**Task to complete**
Count every line below in which "people" occurs, then give only the count.

(Records from a collection)
********************
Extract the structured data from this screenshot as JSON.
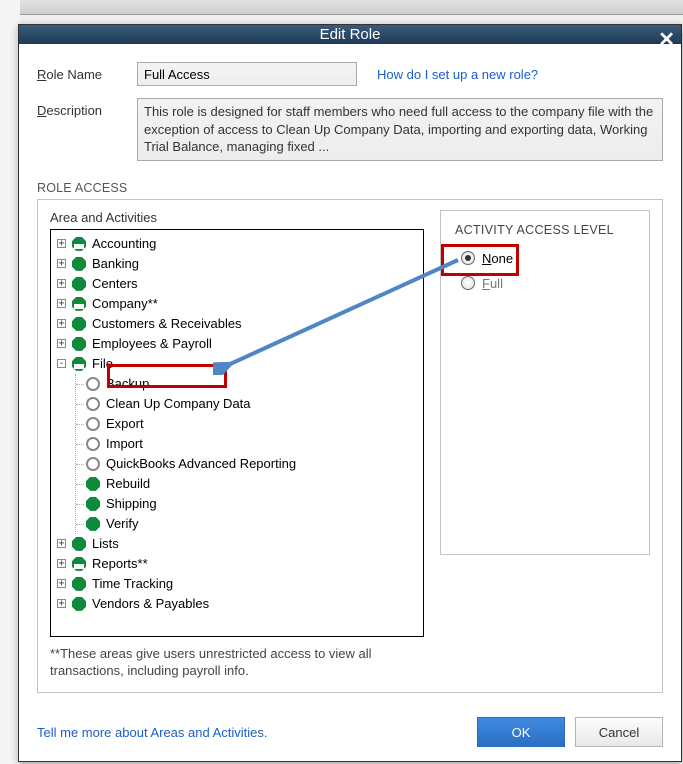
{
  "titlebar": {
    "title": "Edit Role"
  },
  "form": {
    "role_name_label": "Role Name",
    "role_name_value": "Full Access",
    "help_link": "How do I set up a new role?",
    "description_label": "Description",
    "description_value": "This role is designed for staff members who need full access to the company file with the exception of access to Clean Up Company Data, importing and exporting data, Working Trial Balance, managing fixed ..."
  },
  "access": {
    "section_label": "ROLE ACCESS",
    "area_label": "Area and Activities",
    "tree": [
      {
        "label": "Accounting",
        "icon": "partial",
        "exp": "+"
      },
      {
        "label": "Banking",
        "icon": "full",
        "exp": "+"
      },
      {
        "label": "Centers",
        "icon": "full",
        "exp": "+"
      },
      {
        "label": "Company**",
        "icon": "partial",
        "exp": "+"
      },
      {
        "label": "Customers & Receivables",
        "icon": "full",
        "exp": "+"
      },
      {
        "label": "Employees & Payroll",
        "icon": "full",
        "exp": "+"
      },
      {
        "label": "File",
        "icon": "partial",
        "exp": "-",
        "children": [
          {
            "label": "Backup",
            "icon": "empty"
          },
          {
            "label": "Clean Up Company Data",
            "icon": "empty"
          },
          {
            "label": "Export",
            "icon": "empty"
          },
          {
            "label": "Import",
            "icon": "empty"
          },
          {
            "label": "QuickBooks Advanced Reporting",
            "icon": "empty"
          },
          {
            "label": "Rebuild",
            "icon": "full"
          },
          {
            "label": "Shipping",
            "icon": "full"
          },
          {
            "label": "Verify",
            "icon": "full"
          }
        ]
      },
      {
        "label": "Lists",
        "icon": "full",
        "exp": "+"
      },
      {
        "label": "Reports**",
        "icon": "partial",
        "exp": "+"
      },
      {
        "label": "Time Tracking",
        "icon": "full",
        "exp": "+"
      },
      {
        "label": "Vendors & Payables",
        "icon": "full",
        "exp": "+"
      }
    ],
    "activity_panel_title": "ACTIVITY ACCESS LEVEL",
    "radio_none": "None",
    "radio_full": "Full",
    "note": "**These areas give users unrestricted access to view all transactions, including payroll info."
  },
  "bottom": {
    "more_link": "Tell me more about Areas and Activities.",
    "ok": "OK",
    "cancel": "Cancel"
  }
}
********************
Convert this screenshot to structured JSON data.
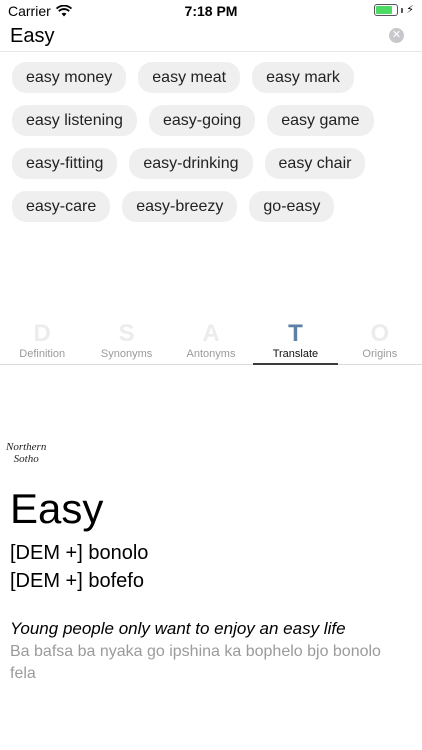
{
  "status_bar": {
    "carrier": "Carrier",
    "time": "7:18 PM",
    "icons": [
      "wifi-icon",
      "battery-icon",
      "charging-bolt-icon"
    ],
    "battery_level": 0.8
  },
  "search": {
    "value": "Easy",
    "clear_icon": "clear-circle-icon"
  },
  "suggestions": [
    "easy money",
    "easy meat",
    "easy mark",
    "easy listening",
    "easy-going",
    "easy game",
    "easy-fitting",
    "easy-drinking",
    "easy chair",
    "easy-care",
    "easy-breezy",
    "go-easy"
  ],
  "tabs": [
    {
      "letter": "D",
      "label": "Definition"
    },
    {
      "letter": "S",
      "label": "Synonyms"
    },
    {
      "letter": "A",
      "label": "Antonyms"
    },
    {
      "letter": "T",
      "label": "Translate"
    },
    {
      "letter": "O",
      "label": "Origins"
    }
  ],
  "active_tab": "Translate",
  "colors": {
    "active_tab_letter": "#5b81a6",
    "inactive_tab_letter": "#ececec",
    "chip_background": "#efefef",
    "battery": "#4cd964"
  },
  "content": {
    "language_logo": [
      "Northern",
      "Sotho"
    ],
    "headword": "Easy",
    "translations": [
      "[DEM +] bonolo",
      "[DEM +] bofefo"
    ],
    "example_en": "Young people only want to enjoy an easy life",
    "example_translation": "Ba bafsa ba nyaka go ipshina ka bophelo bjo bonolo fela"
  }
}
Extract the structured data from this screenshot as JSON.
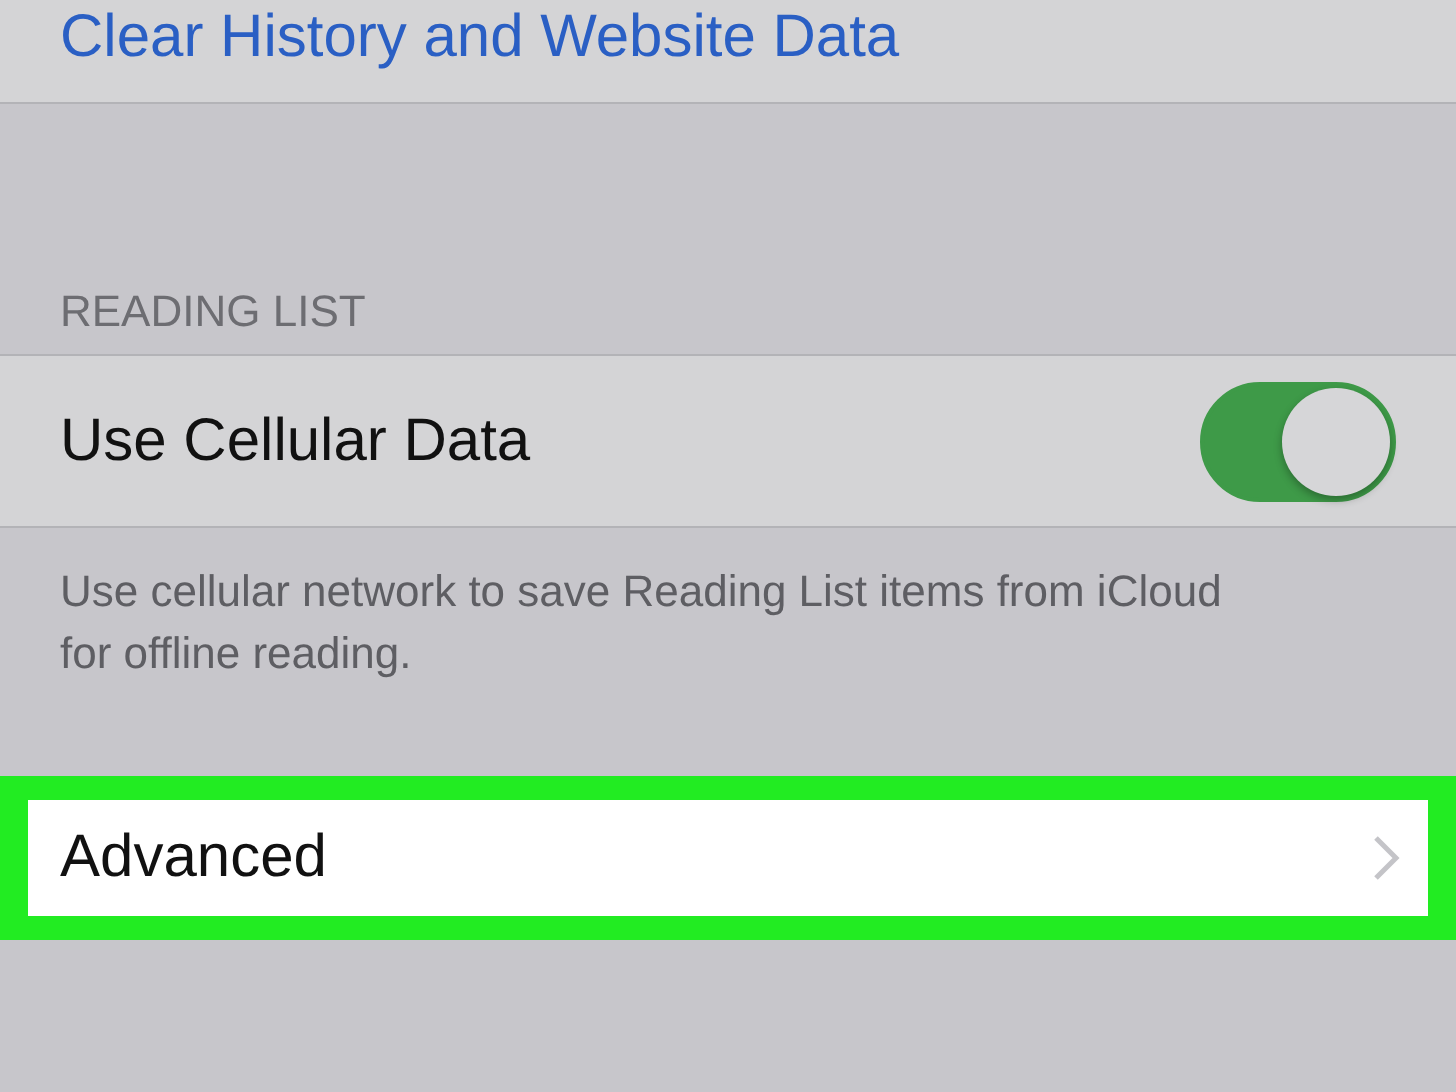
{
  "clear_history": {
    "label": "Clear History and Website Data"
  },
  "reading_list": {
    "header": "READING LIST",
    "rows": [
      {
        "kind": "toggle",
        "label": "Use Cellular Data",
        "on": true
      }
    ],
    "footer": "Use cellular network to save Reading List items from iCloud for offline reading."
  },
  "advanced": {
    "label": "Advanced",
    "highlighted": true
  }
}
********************
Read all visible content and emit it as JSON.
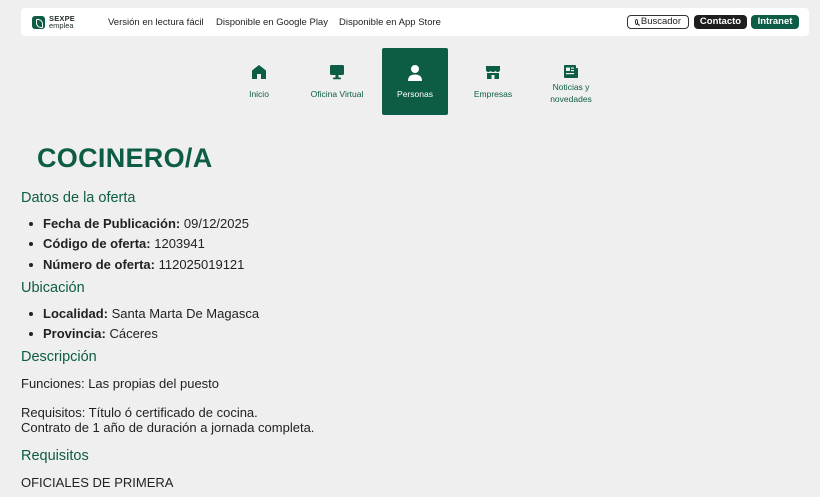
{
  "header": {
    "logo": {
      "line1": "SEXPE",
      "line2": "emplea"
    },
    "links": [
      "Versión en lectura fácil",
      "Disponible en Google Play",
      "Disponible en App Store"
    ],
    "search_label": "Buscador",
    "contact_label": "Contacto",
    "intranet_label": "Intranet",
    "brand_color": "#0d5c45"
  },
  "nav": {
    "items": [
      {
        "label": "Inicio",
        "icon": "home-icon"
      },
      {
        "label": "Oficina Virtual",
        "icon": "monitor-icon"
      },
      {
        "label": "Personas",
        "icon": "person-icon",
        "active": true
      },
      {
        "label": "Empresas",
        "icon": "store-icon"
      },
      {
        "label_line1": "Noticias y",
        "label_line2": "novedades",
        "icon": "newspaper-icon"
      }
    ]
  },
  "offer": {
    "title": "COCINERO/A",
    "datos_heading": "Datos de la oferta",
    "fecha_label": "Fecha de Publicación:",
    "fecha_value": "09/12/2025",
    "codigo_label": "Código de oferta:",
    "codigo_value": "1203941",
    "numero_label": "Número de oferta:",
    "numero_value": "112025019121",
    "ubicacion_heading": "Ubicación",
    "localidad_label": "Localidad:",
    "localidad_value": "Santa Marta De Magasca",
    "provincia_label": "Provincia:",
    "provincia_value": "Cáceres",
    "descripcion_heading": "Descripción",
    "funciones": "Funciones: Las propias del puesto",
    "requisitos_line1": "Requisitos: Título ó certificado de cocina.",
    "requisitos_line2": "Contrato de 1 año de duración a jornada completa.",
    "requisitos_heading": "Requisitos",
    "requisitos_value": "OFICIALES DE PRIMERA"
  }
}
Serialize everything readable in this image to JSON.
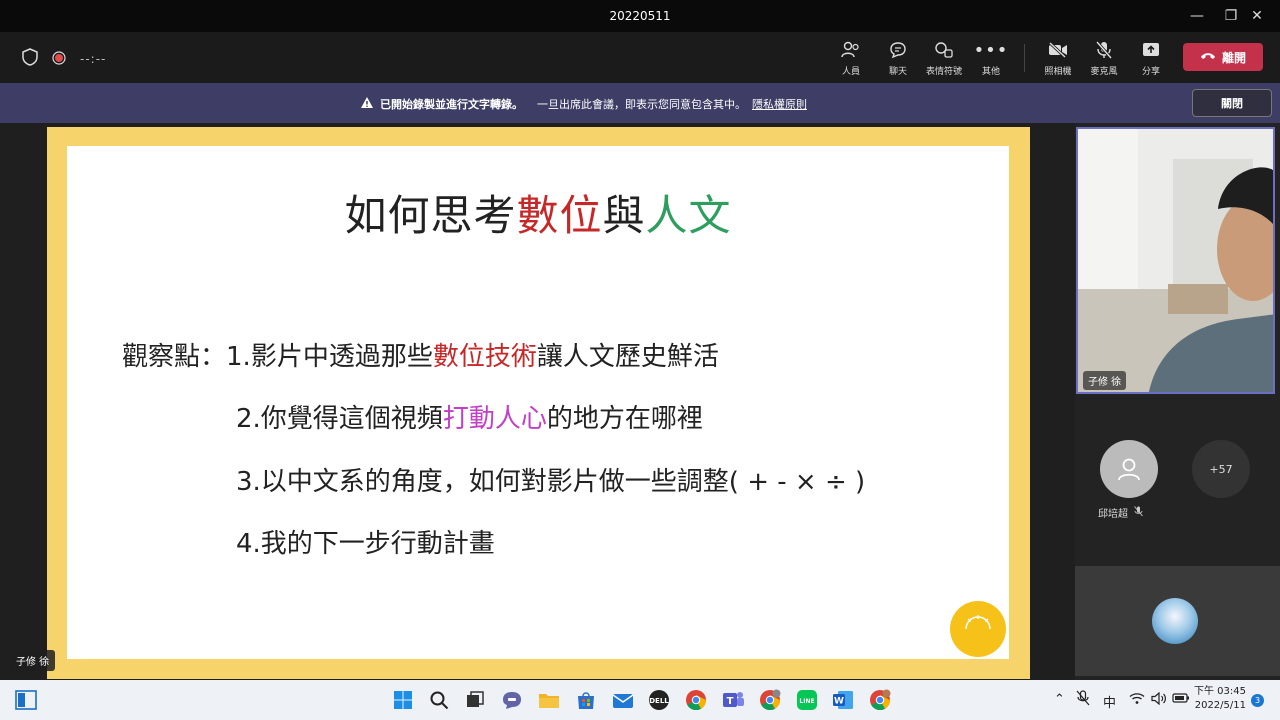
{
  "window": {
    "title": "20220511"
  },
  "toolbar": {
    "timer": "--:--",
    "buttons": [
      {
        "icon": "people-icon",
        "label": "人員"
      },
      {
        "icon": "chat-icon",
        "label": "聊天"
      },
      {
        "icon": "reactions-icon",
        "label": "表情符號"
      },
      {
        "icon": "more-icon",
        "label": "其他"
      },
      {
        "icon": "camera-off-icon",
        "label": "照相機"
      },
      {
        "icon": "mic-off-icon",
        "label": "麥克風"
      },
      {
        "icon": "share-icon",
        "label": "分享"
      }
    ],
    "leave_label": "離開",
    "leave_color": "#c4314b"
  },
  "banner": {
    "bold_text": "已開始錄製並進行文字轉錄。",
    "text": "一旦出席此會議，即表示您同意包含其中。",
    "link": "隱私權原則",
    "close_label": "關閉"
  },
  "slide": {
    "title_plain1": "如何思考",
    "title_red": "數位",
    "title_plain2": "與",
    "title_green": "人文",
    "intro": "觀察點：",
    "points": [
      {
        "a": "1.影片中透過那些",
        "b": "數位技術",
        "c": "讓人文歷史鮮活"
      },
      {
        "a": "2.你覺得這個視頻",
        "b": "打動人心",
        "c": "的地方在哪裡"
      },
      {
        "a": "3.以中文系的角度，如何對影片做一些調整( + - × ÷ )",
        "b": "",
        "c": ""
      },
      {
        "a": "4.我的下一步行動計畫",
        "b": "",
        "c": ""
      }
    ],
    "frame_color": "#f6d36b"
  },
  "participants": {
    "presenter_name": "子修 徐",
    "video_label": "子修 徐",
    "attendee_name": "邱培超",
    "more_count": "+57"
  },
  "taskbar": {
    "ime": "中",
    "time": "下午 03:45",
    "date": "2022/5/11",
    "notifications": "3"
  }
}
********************
**Response for this exercise**
2